President Barack Obama on Thursday called on Congress to pass legislation that protects critical computing infrastructure from hackers, saying cyber threats are “one of the most serious economic and national security challenges we face.”

In an op-ed published late Thursday onthe Wall Street Journal's website, Obama said hackers have not yet seriously damaged critical infrastructure, like the power grid or a water treatment plant.

“But foreign governments, criminal syndicates and lone individuals are probing our financial, energy and public safety systems every day,” he wrote. 

The president said computer systems that operate vital infrastructure “are being increasingly targeted," citing a water plant in Texas that took its control systems offline last year after a hacker posted a picture of the facility’s internal controls, and hackers who broke into the computer systems of companies that run natural-gas pipelines earlier this year.

Obama warned that future conflicts may involve hackers from other countries bringing down the U.S. banking system, disrupting the flow of clean water at hospitals or causing widespread blackouts. 

He urged Congress to pass a revised cyber security bill that was introduced in the Senate on Thursday. 

“Today we can see the cyber threat to the networks upon which so much of our modern American lives depend,” he wrote. “We have the opportunity -- and the responsibility -- to take action now and stay a step ahead of our adversaries.”

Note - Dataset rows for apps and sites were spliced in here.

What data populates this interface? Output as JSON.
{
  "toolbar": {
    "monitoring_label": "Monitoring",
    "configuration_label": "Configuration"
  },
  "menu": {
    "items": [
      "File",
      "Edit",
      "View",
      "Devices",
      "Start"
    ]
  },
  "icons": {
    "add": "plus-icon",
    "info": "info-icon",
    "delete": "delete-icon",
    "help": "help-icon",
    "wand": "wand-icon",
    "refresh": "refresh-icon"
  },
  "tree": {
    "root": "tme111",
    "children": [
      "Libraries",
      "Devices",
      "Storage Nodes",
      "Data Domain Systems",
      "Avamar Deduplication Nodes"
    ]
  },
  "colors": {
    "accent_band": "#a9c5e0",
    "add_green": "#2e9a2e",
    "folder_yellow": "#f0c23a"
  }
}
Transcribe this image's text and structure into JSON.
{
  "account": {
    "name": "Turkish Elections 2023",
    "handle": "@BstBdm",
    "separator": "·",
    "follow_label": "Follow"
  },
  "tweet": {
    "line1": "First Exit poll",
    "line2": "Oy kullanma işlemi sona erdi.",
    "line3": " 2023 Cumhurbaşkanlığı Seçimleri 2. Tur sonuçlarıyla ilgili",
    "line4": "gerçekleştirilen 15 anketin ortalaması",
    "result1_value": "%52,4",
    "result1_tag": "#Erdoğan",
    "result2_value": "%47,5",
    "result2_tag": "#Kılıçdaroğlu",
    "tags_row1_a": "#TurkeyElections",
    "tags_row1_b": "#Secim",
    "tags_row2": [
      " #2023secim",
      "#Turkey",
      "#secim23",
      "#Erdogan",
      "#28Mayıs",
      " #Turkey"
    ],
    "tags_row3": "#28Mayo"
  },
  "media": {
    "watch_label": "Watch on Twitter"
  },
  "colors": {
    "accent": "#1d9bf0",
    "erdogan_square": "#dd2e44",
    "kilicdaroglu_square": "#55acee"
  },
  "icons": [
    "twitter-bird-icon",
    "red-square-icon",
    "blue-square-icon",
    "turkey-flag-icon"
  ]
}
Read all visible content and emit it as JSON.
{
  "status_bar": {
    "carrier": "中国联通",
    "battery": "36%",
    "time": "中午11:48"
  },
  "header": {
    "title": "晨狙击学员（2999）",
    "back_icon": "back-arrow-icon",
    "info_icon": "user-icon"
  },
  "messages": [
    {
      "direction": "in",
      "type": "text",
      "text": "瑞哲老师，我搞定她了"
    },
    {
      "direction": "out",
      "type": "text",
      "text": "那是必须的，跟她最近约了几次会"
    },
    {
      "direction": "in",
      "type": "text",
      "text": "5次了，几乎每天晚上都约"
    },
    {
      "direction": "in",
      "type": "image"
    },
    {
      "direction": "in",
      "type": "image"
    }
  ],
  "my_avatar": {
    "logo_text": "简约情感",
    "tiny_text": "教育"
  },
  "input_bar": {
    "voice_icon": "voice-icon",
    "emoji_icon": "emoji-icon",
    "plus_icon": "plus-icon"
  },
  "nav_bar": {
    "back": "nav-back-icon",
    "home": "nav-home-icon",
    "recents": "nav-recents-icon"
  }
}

That bill, the Cybersecurity Act of 2012, creates a public-private partnership to set cyber security standards for critical infrastructure, and gives legal immunity to companies who meet those standards. The bill notably fails to impose regulations to enforce security standards.

In February, Sens. Joe Lieberman (i-Conn.), Susan Collins (R-Maine), John D. Rockefeller IV, (D-W.Va.), and Dianne Feinstein (D-Calif.) introduced a measure that would have given the Department of Homeland Security new powers to require companies that operate critical infrastructure to meet basic security standards. 

Many security experts said they worry that private companies won't make upgrades to protect their computer networks without the enforceable regulations in the prior bill.

But many Republicans and business lobbyists, including the U.S. Chamber of Commerce, opposed the previous legislation because it imposed regulations. They argue the regulations would harm the companies that own and operate 85 percent of critical infrastructure.

The sponsors of the revised bill described the legislation as a “good faith effort” to secure enough votes to pass a bill. 

Rockefeller said “it’s become clear that some members of the Senate would not support" the previous bill. 

“While I still prefer the regulatory approach and believe that it would better protect our country, we are moving forward in the spirit of compromise with an incentives-based voluntary approach because it is a crucial matter of public safety and national security that we do something now to ensure our most critical infrastructure is protected from cyber attacks," Rockefeller said in a statement.

If the Senate passes cybersecurity legislation, that bill will need to be reconciled with legislation that passed the House in April

The House bill, known as the Cyber Intelligence Sharing and Protection Act, or CISPA, would remove legal barriers so businesses and the federal government can share information about cyber threats. It does not include regulations on critical infrastructure.

The House legislation was criticized by privacy and civil liberties groups, who said its definition of what consumer data can be shared with the government was too broad.
The Senate bill introduced Thursday, however, was praised by privacy advocates. The bill includes amendments that narrow the definition of what information can be shared between companies and the government about cyber threats and says companies will share cybersecurity information mainly with civilian agencies, not with military entities such as the National Security Agency.
“The amendments advance the principle that information shared for cybersecurity reasons should be used for cybersecurity reasons, and not other unrelated governmental goals,” Gregory T. Nojeim, director of the Center for Democracy and Technology, said in a statement.

In his op-ed, Obama threatened to veto "any bill that lacks strong privacy and civil-liberties protections."